## Input

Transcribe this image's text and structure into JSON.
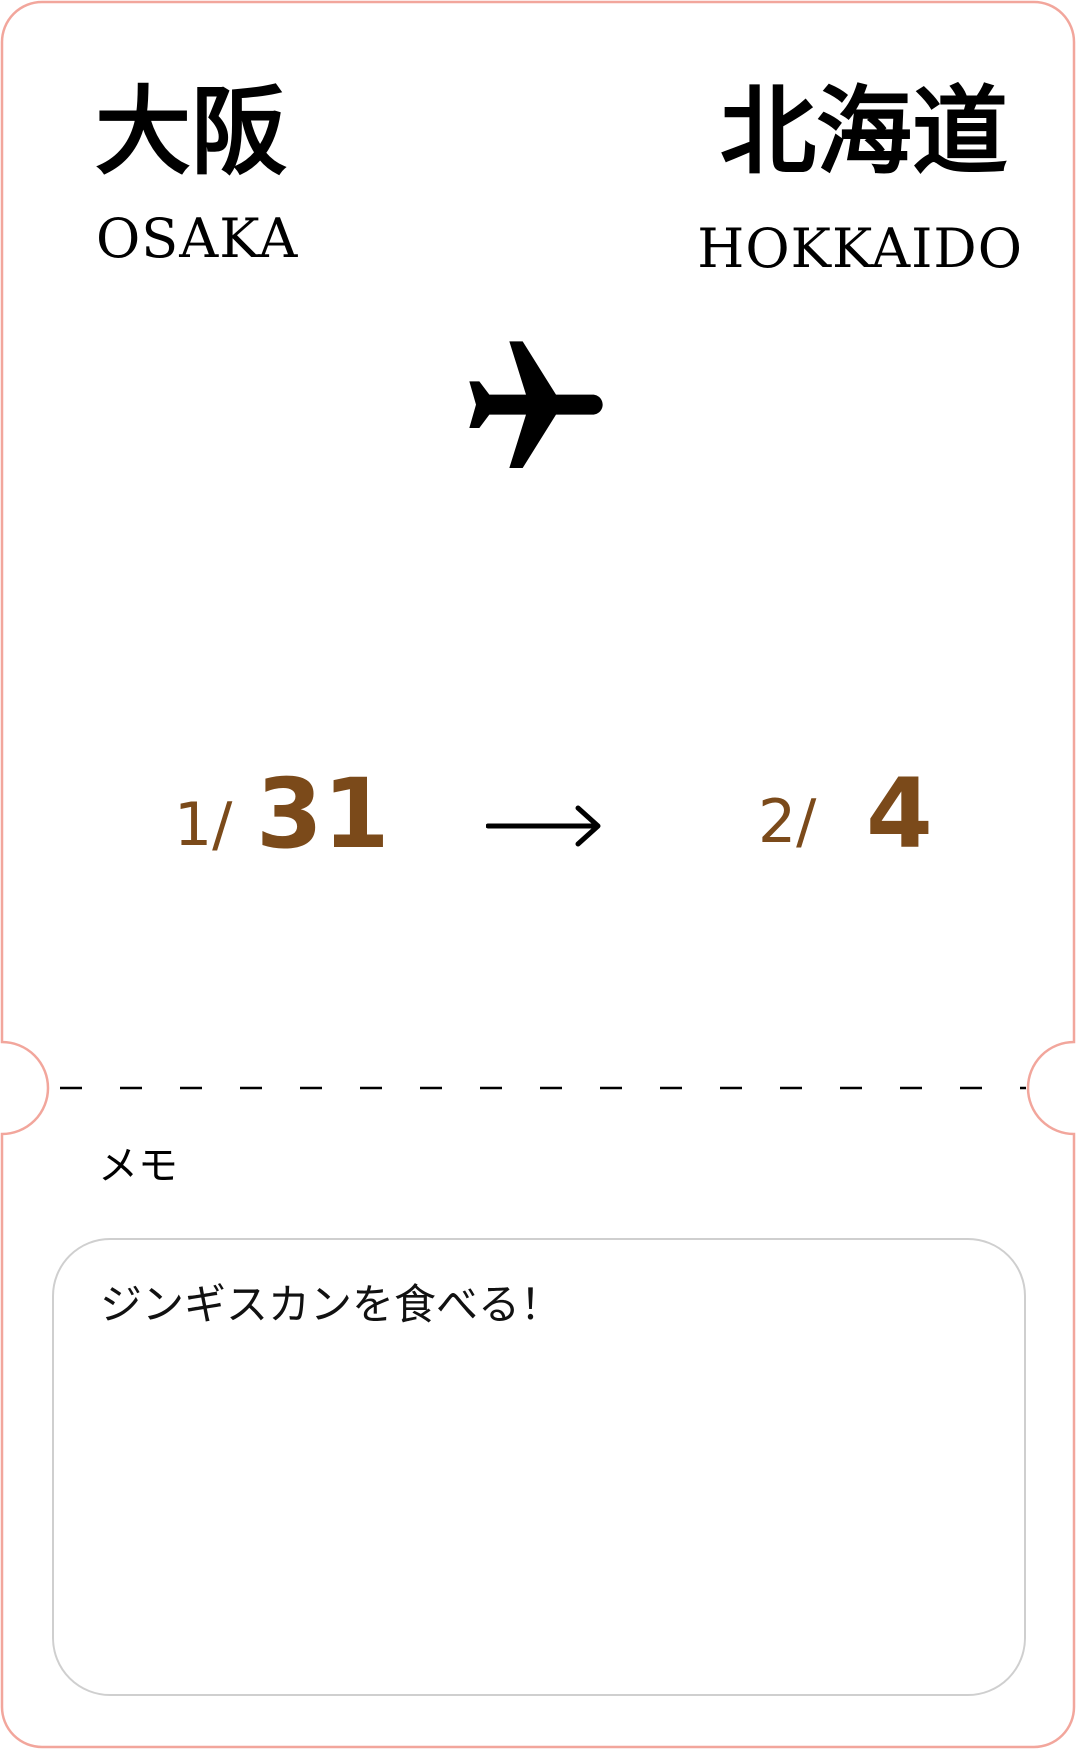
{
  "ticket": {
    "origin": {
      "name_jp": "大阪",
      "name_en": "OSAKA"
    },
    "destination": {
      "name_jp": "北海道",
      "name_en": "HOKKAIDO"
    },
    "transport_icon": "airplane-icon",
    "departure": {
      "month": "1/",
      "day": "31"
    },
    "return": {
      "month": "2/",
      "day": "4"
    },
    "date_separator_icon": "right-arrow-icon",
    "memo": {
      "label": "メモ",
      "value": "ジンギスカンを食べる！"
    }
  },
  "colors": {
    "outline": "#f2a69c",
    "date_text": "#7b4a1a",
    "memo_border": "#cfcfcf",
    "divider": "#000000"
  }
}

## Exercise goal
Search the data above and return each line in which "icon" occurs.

## Response box
    "transport_icon": "airplane-icon",
    "date_separator_icon": "right-arrow-icon",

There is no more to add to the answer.